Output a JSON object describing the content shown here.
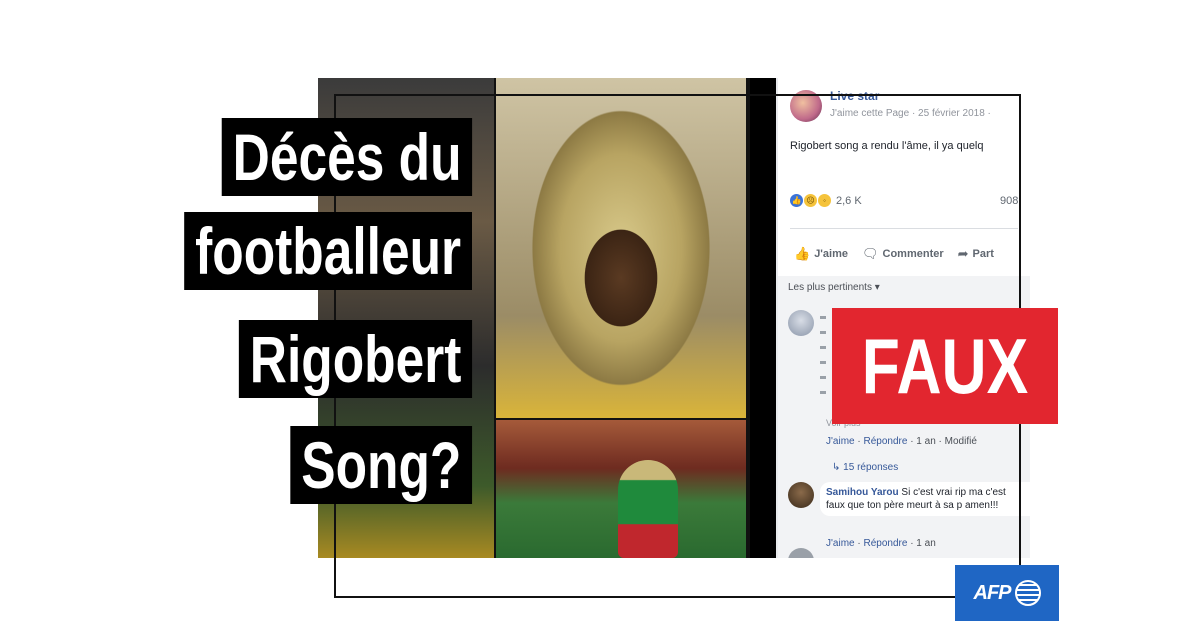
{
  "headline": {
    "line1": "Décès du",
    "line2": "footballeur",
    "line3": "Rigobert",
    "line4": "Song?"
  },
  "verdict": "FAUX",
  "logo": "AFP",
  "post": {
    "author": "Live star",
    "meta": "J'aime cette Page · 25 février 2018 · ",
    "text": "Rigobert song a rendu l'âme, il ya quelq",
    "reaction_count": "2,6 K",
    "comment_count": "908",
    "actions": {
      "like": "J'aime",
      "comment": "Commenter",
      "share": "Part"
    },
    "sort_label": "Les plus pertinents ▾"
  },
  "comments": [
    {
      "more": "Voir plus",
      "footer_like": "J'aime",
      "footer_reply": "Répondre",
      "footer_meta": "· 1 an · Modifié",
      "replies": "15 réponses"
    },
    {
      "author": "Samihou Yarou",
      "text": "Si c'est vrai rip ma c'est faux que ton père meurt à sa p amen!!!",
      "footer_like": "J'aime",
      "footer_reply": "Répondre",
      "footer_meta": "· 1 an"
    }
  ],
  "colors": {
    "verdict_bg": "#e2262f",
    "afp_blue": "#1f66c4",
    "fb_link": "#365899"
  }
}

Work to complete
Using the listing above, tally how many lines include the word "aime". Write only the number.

Response to this exercise
4